In addition to the Churchill Downs suspension, the New York Racing Association announced May 17 a temporary suspension of Baffert, including him being barred from entering any of his horses in races at Belmont Park, Saratoga Race Course and Aqueduct Racetrack.

“That suspension remains in effect and NYRA will make a determination regarding the length and terms of Mr. Baffert’s suspension at the appropriate time and based on information generated by the ongoing investigation in Kentucky,” said NYRA’s senior director of communications, Patrick McKenna.

That means that Saturday’s Belmont Stakes will not feature one of its most recognizable faces.
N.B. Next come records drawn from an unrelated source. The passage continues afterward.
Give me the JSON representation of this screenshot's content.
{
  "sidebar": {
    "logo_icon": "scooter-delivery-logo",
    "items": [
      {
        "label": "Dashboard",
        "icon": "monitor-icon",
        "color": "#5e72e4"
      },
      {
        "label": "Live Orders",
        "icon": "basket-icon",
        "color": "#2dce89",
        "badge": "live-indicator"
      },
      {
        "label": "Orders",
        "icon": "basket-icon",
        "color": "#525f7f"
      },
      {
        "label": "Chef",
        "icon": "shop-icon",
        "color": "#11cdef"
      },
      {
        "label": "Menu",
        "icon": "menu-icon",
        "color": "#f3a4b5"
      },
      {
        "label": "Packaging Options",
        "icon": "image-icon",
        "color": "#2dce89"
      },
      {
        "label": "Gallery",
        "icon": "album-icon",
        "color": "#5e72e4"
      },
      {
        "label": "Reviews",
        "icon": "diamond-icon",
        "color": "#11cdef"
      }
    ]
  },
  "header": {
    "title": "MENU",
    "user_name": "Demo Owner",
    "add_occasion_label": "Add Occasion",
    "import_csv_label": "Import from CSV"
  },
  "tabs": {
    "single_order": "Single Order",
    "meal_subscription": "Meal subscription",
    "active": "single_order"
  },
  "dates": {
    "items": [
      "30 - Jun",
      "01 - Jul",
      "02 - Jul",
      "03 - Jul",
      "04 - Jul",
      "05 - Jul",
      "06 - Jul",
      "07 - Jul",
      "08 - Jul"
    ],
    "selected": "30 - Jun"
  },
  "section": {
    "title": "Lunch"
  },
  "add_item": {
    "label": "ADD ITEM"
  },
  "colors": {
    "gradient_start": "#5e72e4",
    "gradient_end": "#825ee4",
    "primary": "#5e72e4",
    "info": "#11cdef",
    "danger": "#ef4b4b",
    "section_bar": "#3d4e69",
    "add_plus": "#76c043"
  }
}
Over the years, Baffert has walked the Belmont grounds, dressed in a sharp blazer and tie, conversing with fans and media alike. Two of Baffert’s horses won the Triple Crown in the last six years — American Pharoah in 2015 and Justify in 2018.
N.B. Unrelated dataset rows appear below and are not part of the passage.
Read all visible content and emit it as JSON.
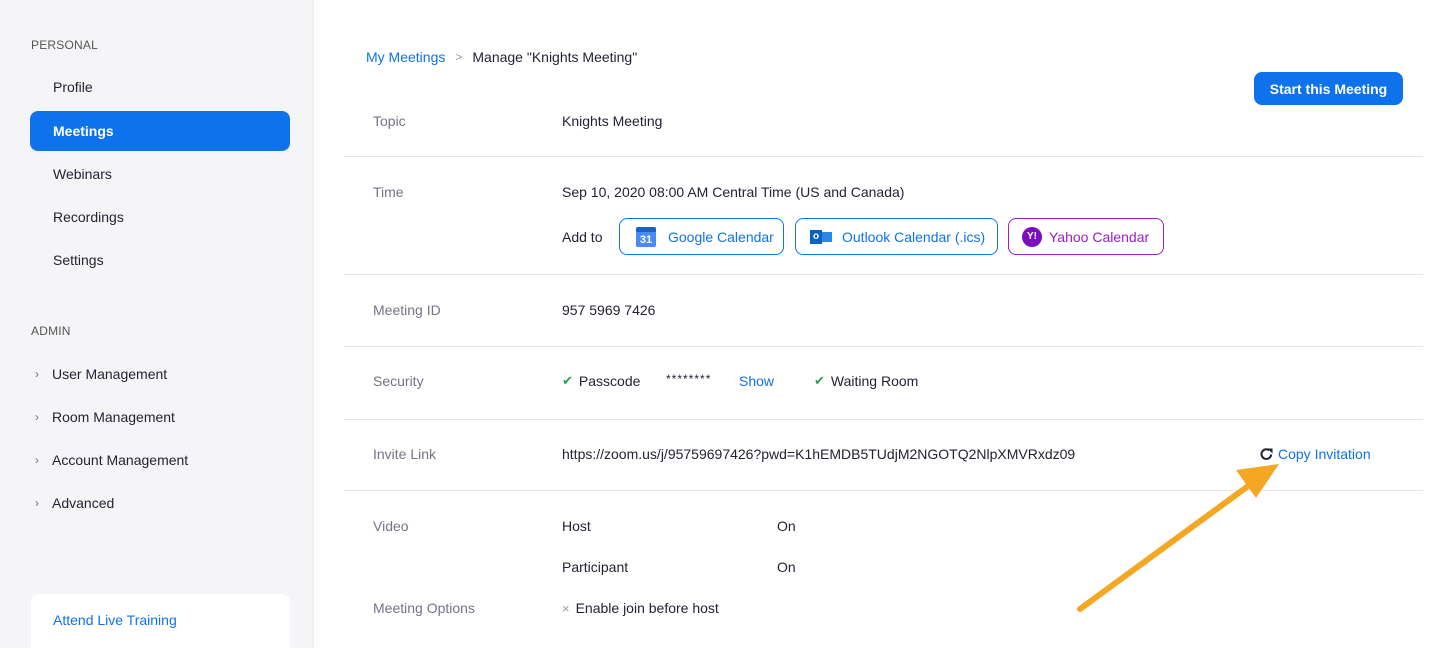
{
  "sidebar": {
    "personal_label": "PERSONAL",
    "personal_items": [
      {
        "label": "Profile"
      },
      {
        "label": "Meetings"
      },
      {
        "label": "Webinars"
      },
      {
        "label": "Recordings"
      },
      {
        "label": "Settings"
      }
    ],
    "active_item": "Meetings",
    "admin_label": "ADMIN",
    "admin_items": [
      {
        "label": "User Management"
      },
      {
        "label": "Room Management"
      },
      {
        "label": "Account Management"
      },
      {
        "label": "Advanced"
      }
    ],
    "training_label": "Attend Live Training"
  },
  "breadcrumb": {
    "parent": "My Meetings",
    "separator": ">",
    "current": "Manage \"Knights Meeting\""
  },
  "start_button": "Start this Meeting",
  "rows": {
    "topic": {
      "label": "Topic",
      "value": "Knights Meeting"
    },
    "time": {
      "label": "Time",
      "value": "Sep 10, 2020 08:00 AM Central Time (US and Canada)",
      "add_to": "Add to",
      "google": "Google Calendar",
      "google_icon_text": "31",
      "outlook": "Outlook Calendar (.ics)",
      "outlook_icon_text": "o",
      "yahoo": "Yahoo Calendar",
      "yahoo_icon_text": "Y!"
    },
    "meeting_id": {
      "label": "Meeting ID",
      "value": "957 5969 7426"
    },
    "security": {
      "label": "Security",
      "passcode": "Passcode",
      "masked": "********",
      "show": "Show",
      "waiting_room": "Waiting Room"
    },
    "invite": {
      "label": "Invite Link",
      "url": "https://zoom.us/j/95759697426?pwd=K1hEMDB5TUdjM2NGOTQ2NlpXMVRxdz09",
      "copy": "Copy Invitation"
    },
    "video": {
      "label": "Video",
      "host_label": "Host",
      "host_value": "On",
      "participant_label": "Participant",
      "participant_value": "On"
    },
    "options": {
      "label": "Meeting Options",
      "join_before_host": "Enable join before host"
    }
  },
  "colors": {
    "accent": "#0e72ed",
    "yahoo": "#9b1dc9",
    "check": "#23a04d",
    "arrow": "#f5a623"
  }
}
“Thank you for reaching out. I’m not doing interviews right now,” Baffert said in a text message Friday. “When time is right I will.”

Baffert’s attorney, W. Craig Robertson III, did not return a call for comment.

Hall of Fame jockeys Victor Espinoza and Mike Smith, who rode American Pharoah and Justify, respectively, both said in recent interviews that they support Baffert.

“I know (Baffert) as a human being, and I think the world of him,” said Smith.

The Baffert maelstrom spotlights what has been a decades-long doping problem in the sport. The creation of HISA comes only months after the Horseracing Integrity and Safety Act was passed into federal law in December. Scheeler told reporters that the HISA board has “a steep climb” ahead of it in the efforts to clean up the sport.

“It’s going to be the job of our organization to address those concerns to implement standards, rules, and enforcement mechanisms across the entire country, apply them uniformly, and try to make a sport which is safer, which is clean, and which is fair, both to those who we govern, in terms of due process, and also in terms of the public, in terms of the information made available to them about the sport and about how it’s being governed,” said Scheeler.

The U.S. Anti-Doping Agency will enforce the rules once HISA begins implementing regulations and policies next year.

Scheeler was one of former Sen. George Mitchell’s investigators when Mitchell conducted an 18-month investigation into Major League Baseball’s doping past and history. The Mitchell Report was released in December 2007, and listed dozens of major league players as steroid and performance-enhancing drug users, including pitchers Roger Clemens and Andy Pettitte. One recommendation Mitchell made in his report was the need for baseball to create an independent investigative unit to root out malfeasance in the game.

Scheeler said that similarly, one of HISA’s aims would be to “have a vigorous component to follow up on the rumors that you hear in the barn, or the syringe that’s found in the stall, or something along those lines.”

“Another piece that we want to add in a very powerful way is an investigative unit component to enforcement of anti-doping rules,” said Scheeler. “What you have to come up with is a comprehensive package that will significantly decrease (drug) usage, because some folks just look at it not as, ‘Should I play fair or not?’, but a very cold-blooded, cost-benefit situation. And we have to have them see that the costs, or the risks, are greater than the rewards.”

Read The Full Story